::: Record extracts

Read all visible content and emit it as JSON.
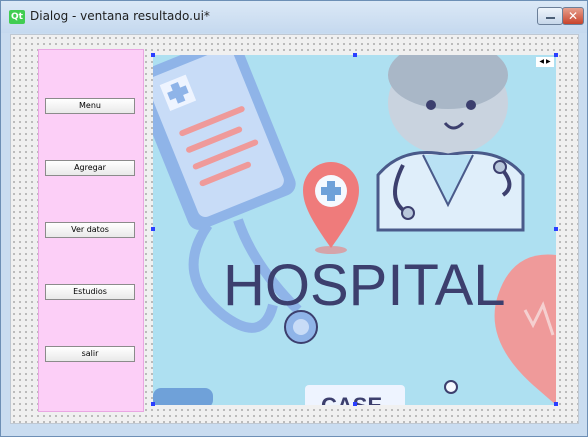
{
  "window": {
    "title": "Dialog - ventana resultado.ui*",
    "app_icon": "qt-icon"
  },
  "sidebar": {
    "buttons": [
      {
        "label": "Menu"
      },
      {
        "label": "Agregar"
      },
      {
        "label": "Ver datos"
      },
      {
        "label": "Estudios"
      },
      {
        "label": "salir"
      }
    ]
  },
  "image": {
    "text": "HOSPITAL",
    "badge_text": "CASE"
  },
  "colors": {
    "sidebar": "#fccff7",
    "image_bg": "#aee0f1",
    "hospital_text": "#3c3f6e"
  }
}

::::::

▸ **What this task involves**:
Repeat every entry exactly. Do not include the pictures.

▸ **Task solution**:
Read all visible content and emit it as JSON.
{
  "window": {
    "title": "Dialog - ventana resultado.ui*",
    "app_icon": "qt-icon"
  },
  "sidebar": {
    "buttons": [
      {
        "label": "Menu"
      },
      {
        "label": "Agregar"
      },
      {
        "label": "Ver datos"
      },
      {
        "label": "Estudios"
      },
      {
        "label": "salir"
      }
    ]
  },
  "image": {
    "text": "HOSPITAL",
    "badge_text": "CASE"
  },
  "colors": {
    "sidebar": "#fccff7",
    "image_bg": "#aee0f1",
    "hospital_text": "#3c3f6e"
  }
}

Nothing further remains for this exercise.